(This item originally appeared at Forbes.com on March 13, 2014.)
Books cost money to buy because they cost money to make. Everything flows from this. Or, it used to. Now, everything is different.
The book publishing world is radically changed from even three years ago. My first book, Gold: the Once and Future Money (2007), was picked up by a major business publisher, John Wiley, and eventually was translated into four foreign languages, also by major foreign book publishers. It sold well for a book of its type, and is now in its fourth English-language printing.
Along the way, a Kindle version appeared (I’m not responsible for these things), priced a little lower than the print version.
Except for a few banner projects — I use Hillary Clinton’s autobiography as one potential example — you don’t get much of anything in the way of marketing by a book publisher. There just isn’t enough money in it to justify the expense. You used to get access to physical bookstores, which is more irrelevant by the week.
So, you are on your own — even with a major publisher.
For my second book, Gold: the Monetary Polaris, I decided to go with Amazon’s Createspace publishing platform. This gives me total control of the contents, and the royalties per book are several multiples higher. It is still available for physical bookstores to adopt, if they choose to, with Createspace handling all the logistics. It’s all upside, and no downside that I can see (and I would know).
Even so, this is not a money-making exercise. Pretty much any money-making idea you can think of, including picking up old beer cans for recycling, pays better than writing books about the details of Classical currency management.
There was a lot of work involved. It would be nice to be compensated for it somehow. It would also be nice to fly to the moon by flapping my arms. I got over it.
That being the case, why was I doing this at all? Of course, it is because I want to make available these ideas and knowledge.
It occurred to me that having 50,000 people download the free eBook from a website – in terms of the propagation of ideas and understanding — is not much different than having 50,000 people buy the book in printed format. Maybe better. Certainly easier and more likely.

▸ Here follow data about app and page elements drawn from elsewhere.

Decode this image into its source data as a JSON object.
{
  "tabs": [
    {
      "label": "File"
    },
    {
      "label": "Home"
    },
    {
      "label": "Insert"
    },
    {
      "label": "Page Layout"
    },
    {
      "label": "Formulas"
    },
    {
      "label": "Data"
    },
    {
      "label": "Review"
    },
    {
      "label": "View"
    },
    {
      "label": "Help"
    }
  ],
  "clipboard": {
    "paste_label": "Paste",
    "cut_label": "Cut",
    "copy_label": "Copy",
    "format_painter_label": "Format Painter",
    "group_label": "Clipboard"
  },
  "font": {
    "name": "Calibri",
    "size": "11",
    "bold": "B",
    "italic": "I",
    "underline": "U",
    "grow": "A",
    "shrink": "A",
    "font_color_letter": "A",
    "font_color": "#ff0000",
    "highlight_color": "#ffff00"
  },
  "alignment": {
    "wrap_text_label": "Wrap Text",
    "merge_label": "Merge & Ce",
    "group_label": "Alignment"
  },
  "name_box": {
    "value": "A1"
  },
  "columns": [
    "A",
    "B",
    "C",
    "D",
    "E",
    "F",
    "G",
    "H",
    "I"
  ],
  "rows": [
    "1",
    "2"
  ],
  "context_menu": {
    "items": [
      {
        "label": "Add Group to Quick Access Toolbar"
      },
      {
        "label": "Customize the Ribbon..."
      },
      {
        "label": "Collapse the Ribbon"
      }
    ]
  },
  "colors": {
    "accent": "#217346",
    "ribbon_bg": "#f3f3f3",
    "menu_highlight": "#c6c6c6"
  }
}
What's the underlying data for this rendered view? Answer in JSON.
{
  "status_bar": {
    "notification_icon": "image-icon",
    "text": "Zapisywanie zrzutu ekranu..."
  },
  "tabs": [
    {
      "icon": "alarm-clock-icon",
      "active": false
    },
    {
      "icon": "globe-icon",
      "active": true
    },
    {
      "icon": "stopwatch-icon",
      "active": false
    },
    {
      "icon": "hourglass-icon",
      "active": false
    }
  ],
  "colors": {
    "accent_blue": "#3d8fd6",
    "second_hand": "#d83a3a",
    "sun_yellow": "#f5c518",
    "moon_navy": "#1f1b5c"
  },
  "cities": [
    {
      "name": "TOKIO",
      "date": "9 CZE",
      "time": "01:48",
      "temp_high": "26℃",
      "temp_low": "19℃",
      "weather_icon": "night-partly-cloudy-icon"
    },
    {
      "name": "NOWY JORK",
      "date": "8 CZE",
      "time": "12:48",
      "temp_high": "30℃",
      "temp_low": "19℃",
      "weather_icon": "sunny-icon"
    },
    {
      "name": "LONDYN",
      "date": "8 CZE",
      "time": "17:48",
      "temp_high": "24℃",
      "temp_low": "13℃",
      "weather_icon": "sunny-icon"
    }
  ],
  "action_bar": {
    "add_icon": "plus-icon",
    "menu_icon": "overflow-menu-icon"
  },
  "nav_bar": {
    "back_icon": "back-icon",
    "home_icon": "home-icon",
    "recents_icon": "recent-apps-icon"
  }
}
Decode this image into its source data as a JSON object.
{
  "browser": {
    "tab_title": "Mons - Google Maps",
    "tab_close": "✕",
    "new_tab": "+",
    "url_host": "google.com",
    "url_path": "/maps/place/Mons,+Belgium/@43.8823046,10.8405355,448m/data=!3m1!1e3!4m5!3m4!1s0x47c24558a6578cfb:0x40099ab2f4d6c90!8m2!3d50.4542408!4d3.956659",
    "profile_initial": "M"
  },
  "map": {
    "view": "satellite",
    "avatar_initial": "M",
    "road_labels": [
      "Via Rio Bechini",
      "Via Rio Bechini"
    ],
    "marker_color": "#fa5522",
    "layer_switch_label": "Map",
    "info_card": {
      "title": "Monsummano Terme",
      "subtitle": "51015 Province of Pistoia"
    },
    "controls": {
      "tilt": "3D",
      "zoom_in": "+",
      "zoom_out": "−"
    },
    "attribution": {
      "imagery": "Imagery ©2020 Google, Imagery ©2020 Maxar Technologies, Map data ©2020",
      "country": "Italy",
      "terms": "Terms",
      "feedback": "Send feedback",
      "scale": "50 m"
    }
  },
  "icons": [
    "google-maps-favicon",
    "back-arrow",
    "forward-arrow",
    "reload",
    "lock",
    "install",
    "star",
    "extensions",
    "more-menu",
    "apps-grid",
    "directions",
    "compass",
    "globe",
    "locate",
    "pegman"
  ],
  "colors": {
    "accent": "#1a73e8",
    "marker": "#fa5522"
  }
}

If making knowledge and ideas available is the goal, then charging any price at all is an impediment. There’s a big difference between free and even $0.99.
This is especially true considering that many of my potential readers are not in the United States at all. If they were to buy a physical book from Amazon, they might have to pay twenty or thirty dollars for shipping, and wait several weeks. I want to reach people in Africa, the Middle East, India, South America, and Central Asia — the people who are already saying today that they are ready to give up on Mercantilist funny money and adopt a Classical strategy, including, ultimately, a gold-based currency.
I said at a recent talk that the place to produce the first viable gold-based currency of the new monetary era might be Nepal. Nepal has a tradition of gold- and silver-based money, as do all people everywhere, and they might be ready to go.
It might be the fertile field where these ideas can naturally take root and blossom. They might be eager to do –today! — what Janet Yellen and the U.S. Congress are extremely unlikely to do.
This was also the case for the Flat Tax idea, as promoted by Steve Forbes for his presidential campaigns. It got no real political traction in the U.S., but blossomed throughout Eastern Europe, and even such places as Mongolia and the Seychelles Islands. Who could have guessed that?
If that’s the case, then how would people in Nepal read the book? What about people in Uzbekistan, or Moldova, or Nicaragua, or Mozambique, or the Solomon Islands?
All indications pointed to free.
Once something is overtly non-profit, people can distribute it as they see fit. They could stick it in an email attachment and send it to their friends. They can make it available on their own website. They can even make high-volume print versions, in places where people don’t have computers and tablets.
My hope is that some people will be inspired enough to undertake a high-quality translation into their native language. Once you are doing things for the good of others, without expectation of benefit, then others can be inspired to do the same.
I would like to see this book available in a half-dozen languages, again in free eBook format. It could spread throughout the Spanish, French or Chinese-speaking world, in a frictionless, costless way.
I decided that a .pdf with a 5×7 inch page size (a standard trade paperback book size) would be the best format for release. Yes, I can do Kindle and ePub versions, but things are moving away from dedicated readers and towards all-purpose tablets. The .pdf format looks great on a tablet, especially if the page size isn’t too big. This is especially true for books, like this one, with a lot of tables and charts. Everyone knows how to use .pdf. Plus, you can easily email and print .pdf files — in short, do all the things that the .mobi and .epub formats are designed to prevent you from doing easily, so that you have to pay money to the eBook publishers.
Of course, some people will think that a book that is available for free must not have much value. We are accustomed to the idea that a book that costs money has been through the selection process inherent in the publishing business, and is thus worth our time.
But, those ideas are remnants of the old book publishing business. That world is disappearing rapidly, and in any case is somewhat irrelevant for my purposes.
In time, people’s attitudes will reflect the realities of the new world of book creation. A good book is a good book, whatever the price and whatever the format.